It was a steamy day, and I was standing in an intimate pose—forehead against forehead—with a man I’d never met before; a man wearing a pair of wild boar tusks around his neck, at that. We stood on the cusp of the sacred Halawa Valley on the Hawaiian island of Molokai. Together, we both inhaled, and as I looked up into his eyes I caught a flash of knowing wisdom, and then all too quickly we separated. As the valley kupuna (revered elder), this man had been responsible for allowing me passage into this part of the island (through a series of ritual conch calls and chants), and as the keeper of this protocol he allowed me a peek into Molokai’s sacred—but no longer so totally secret—history.

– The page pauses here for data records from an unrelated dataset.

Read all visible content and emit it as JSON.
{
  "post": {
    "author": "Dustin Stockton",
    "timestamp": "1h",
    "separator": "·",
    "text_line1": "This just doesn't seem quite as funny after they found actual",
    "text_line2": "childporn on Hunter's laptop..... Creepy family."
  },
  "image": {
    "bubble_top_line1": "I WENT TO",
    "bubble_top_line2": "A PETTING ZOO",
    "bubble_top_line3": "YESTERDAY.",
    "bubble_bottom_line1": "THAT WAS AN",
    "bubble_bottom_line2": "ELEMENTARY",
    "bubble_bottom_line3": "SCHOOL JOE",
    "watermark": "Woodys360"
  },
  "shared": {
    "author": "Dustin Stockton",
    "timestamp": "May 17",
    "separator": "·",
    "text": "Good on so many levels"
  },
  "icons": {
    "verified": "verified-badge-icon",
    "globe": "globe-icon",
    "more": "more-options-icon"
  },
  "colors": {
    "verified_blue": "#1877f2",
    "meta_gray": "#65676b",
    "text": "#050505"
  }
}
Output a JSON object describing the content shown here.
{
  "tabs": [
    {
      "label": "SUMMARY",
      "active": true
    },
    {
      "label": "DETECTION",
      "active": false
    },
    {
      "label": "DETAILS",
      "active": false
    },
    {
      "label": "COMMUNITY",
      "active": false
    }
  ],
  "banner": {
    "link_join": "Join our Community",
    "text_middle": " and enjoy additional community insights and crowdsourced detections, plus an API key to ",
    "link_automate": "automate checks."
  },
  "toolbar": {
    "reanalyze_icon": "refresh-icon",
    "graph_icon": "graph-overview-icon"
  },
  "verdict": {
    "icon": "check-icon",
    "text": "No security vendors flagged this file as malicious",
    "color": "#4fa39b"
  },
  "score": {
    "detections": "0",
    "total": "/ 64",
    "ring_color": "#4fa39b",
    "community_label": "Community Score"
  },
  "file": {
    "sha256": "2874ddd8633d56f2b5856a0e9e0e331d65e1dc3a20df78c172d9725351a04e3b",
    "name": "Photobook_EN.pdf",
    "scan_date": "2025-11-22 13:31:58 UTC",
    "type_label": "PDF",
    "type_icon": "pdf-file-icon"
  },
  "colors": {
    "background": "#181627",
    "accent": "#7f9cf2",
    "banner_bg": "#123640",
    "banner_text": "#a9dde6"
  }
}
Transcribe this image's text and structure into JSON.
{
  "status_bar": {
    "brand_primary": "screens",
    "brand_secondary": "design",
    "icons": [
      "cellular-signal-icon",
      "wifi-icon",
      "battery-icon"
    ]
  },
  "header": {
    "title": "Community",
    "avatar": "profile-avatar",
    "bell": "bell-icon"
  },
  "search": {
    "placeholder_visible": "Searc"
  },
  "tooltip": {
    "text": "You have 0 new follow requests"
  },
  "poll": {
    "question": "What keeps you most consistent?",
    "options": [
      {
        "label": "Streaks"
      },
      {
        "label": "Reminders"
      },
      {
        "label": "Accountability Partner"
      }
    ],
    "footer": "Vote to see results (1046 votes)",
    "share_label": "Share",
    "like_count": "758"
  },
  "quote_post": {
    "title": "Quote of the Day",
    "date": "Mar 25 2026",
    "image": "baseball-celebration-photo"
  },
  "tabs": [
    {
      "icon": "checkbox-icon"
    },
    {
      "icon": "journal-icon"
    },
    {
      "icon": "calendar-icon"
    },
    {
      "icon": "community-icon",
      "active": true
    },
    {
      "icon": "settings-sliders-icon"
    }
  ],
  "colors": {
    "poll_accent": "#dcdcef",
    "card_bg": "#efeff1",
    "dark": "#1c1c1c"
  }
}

To enter the Halawa Valley, you must leave an offering of thanks.